Professor of Law
Margaret H. Lemos is a scholar of constitutional law, legal institutions, and procedure. She came to Duke Law in 2011 from the Benjamin N. Cardozo School of Law, where she was an associate professor.
Lemos focuses her scholarship on the institutions of law interpretation and enforcement and their effects on substantive rights. She writes in four related fields: federalism; administrative law, including the relationship between courts and agencies; statutory interpretation; and civil procedure. Her articles have been published in the Supreme Court Review as well as in the New York University, Texas, Minnesota, and Vanderbilt law reviews.
Prior to joining the Cardozo faculty, Lemos was a Furman Fellow and program coordinator at New York University School of Law, a Bristow Fellow at the Office of the Solicitor General, and a law clerk for Judge Kermit V. Lipez, U.S. Court of Appeals for the First Circuit, and for U.S. Supreme Court Justice John Paul Stevens. She graduated summa cum laude from New York University School of Law, where she was senior notes editor of the New York University Law Review.
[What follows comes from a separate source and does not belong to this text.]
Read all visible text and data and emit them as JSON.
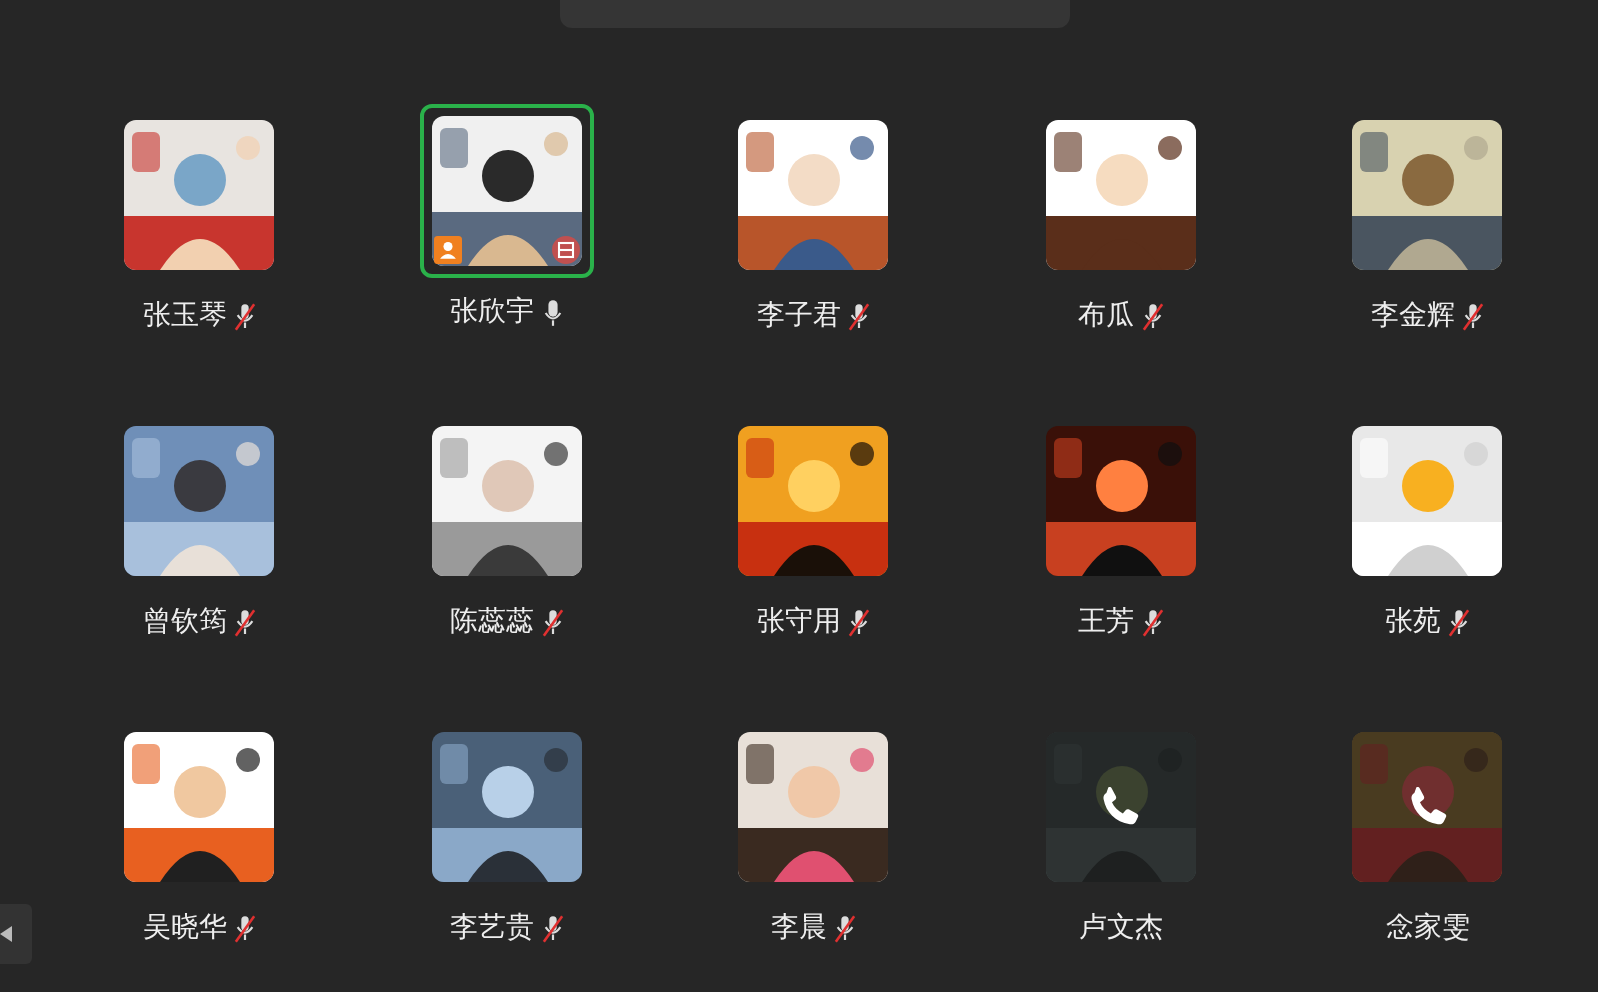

Students at Cardozo voted Lemos the “best first-year teacher” in 2010 and in 2011.